|Classification and external resources|
|Incidence of psychoses among Swedish first-time mothers|
Postpartum psychosis (or puerperal psychosis) is a term that covers a group of mental illnesses with the sudden onset of psychotic symptoms following childbirth.
A typical example is for a woman to become irritable, have extreme mood swings and hallucinations, and possibly need psychiatric hospitalization. Often, out of fear of stigma or misunderstanding, women hide their condition.
In this group there are at least a dozen organic psychoses, which are described under another heading “organic pre- and postpartum psychoses“. The relatively common non-organic form, still prevalent in Europe, North America and throughout the world, is sometimes called puerperal bipolar disorder, because of its close link with manic depressive (bipolar) disorder; but some of these mothers have atypical symptoms (see below), which come under the heading of acute polymorphic (cycloid) psychosis (schizophreniform in the US). Puerperal mania was first clearly described by the German obstetrician Osiander in 1797, and a literature of over 2,000 works has accumulated since then. These psychoses are endogenous, heritable illnesses with acute onset, benign episodic course and response to mood-normalizing and mood-stabilizing treatments. The inclusion of severe postpartum depression under postpartum psychosis is controversial: many clinicians would allow this only if depression was accompanied by psychotic features (see below).

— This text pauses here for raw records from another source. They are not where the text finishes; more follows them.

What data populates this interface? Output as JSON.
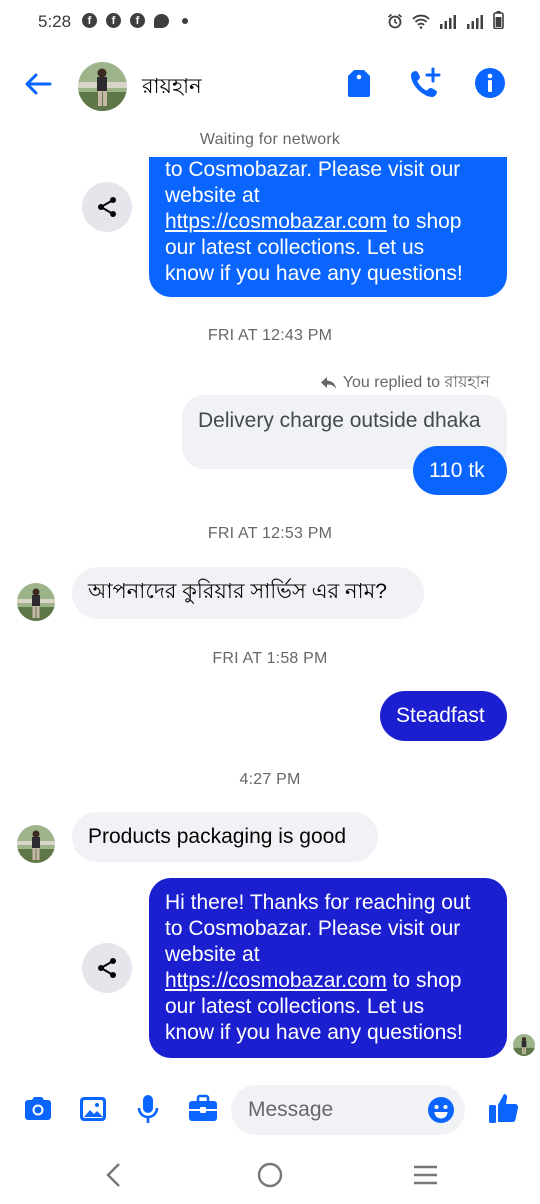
{
  "status_bar": {
    "time": "5:28"
  },
  "header": {
    "contact_name": "রায়হান"
  },
  "chat": {
    "network_status": "Waiting for network",
    "first_bubble_lines": [
      "to Cosmobazar. Please visit our",
      "website at"
    ],
    "first_bubble_link": "https://cosmobazar.com",
    "first_bubble_after_link": " to shop",
    "first_bubble_tail_lines": [
      "our latest collections. Let us",
      "know if you have any questions!"
    ],
    "ts_1": "FRI AT 12:43 PM",
    "replied_label": "You replied to রায়হান",
    "quoted_message": "Delivery charge outside dhaka",
    "reply_message": "110 tk",
    "ts_2": "FRI AT 12:53 PM",
    "incoming_1": "আপনাদের কুরিয়ার সার্ভিস এর নাম?",
    "ts_3": "FRI AT 1:58 PM",
    "outgoing_2": "Steadfast",
    "ts_4": "4:27 PM",
    "incoming_2": "Products packaging is good",
    "last_bubble_lines": [
      "Hi there! Thanks for reaching out",
      "to Cosmobazar. Please visit our",
      "website at"
    ],
    "last_bubble_link": "https://cosmobazar.com",
    "last_bubble_after_link": " to shop",
    "last_bubble_tail_lines": [
      "our latest collections. Let us",
      "know if you have any questions!"
    ]
  },
  "composer": {
    "placeholder": "Message"
  },
  "icons": {
    "back": "arrow-left-icon",
    "tag": "tag-icon",
    "add_call": "phone-plus-icon",
    "info": "info-icon",
    "share": "share-icon",
    "camera": "camera-icon",
    "gallery": "image-icon",
    "mic": "microphone-icon",
    "briefcase": "briefcase-icon",
    "emoji": "emoji-icon",
    "like": "thumbs-up-icon"
  },
  "colors": {
    "accent": "#0a65ff",
    "outgoing_dark": "#1b1fd0",
    "incoming_bg": "#f0f2f5",
    "muted_text": "#65676b"
  }
}
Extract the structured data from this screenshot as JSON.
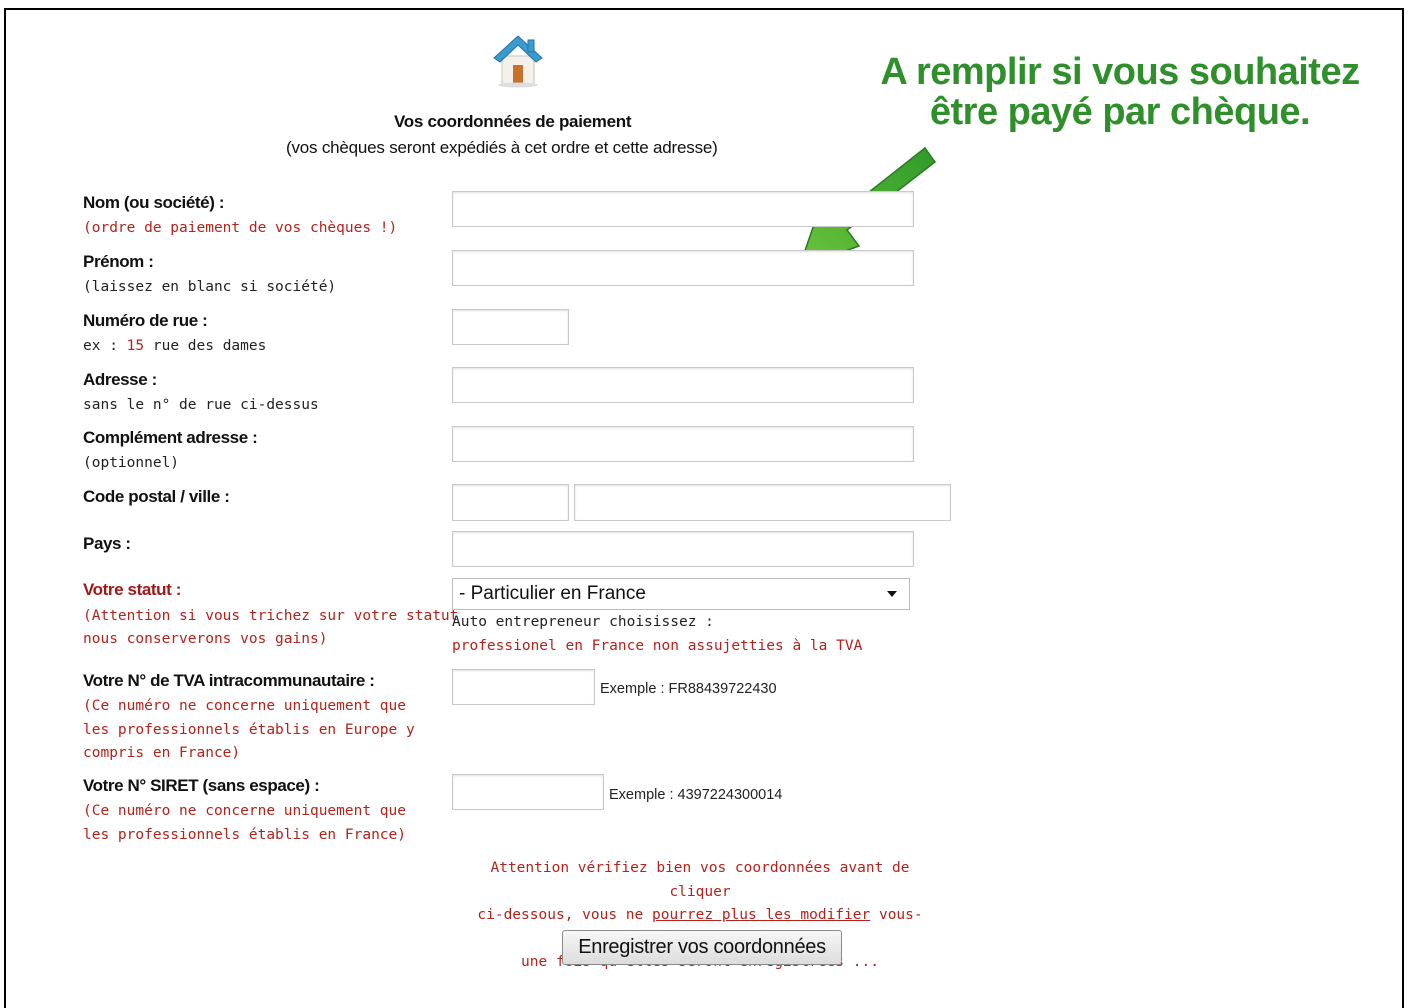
{
  "header": {
    "icon": "home-icon",
    "title": "Vos coordonnées de paiement",
    "subtitle": "(vos chèques seront expédiés à cet ordre et cette adresse)"
  },
  "annotation": {
    "line1": "A remplir si vous souhaitez",
    "line2": "être payé par chèque.",
    "color": "#2f8f2a",
    "icon": "green-arrow-icon"
  },
  "form": {
    "nom": {
      "label": "Nom (ou société) :",
      "hint": "(ordre de paiement de vos chèques !)",
      "value": ""
    },
    "prenom": {
      "label": "Prénom :",
      "hint": "(laissez en blanc si société)",
      "value": ""
    },
    "numero": {
      "label": "Numéro de rue :",
      "hint_prefix": "ex : ",
      "hint_num": "15",
      "hint_suffix": " rue des dames",
      "value": ""
    },
    "adresse": {
      "label": "Adresse :",
      "hint": "sans le n° de rue ci-dessus",
      "value": ""
    },
    "complement": {
      "label": "Complément adresse :",
      "hint": "(optionnel)",
      "value": ""
    },
    "codepostal": {
      "label": "Code postal / ville :",
      "postal_value": "",
      "ville_value": ""
    },
    "pays": {
      "label": "Pays :",
      "value": ""
    },
    "statut": {
      "label": "Votre statut :",
      "hint_line1": "(Attention si vous trichez sur votre statut",
      "hint_line2": "nous conserverons vos gains)",
      "selected": "- Particulier en France",
      "note1": "Auto entrepreneur choisissez :",
      "note2": "professionel en France non assujetties à la TVA"
    },
    "tva": {
      "label": "Votre N° de TVA intracommunautaire :",
      "hint_line1": "(Ce numéro ne concerne uniquement que",
      "hint_line2": "les professionnels établis en Europe y",
      "hint_line3": "compris en France)",
      "example": "Exemple : FR88439722430",
      "value": ""
    },
    "siret": {
      "label": "Votre N° SIRET (sans espace) :",
      "hint_line1": "(Ce numéro ne concerne uniquement que",
      "hint_line2": "les professionnels établis en France)",
      "example": "Exemple : 4397224300014",
      "value": ""
    }
  },
  "footer": {
    "warning_line1": "Attention vérifiez bien vos coordonnées avant de cliquer",
    "warning_line2_prefix": "ci-dessous, vous ne ",
    "warning_link": "pourrez plus les modifier",
    "warning_line2_suffix": " vous-même",
    "warning_line3": "une fois qu'elles seront enregistrées ...",
    "submit_label": "Enregistrer vos coordonnées"
  }
}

The onset is abrupt, and symptoms rapidly reach a climax of severity. Manic and acute polymorphic forms almost always start within the first 14 days, but depressive psychosis may develop somewhat later.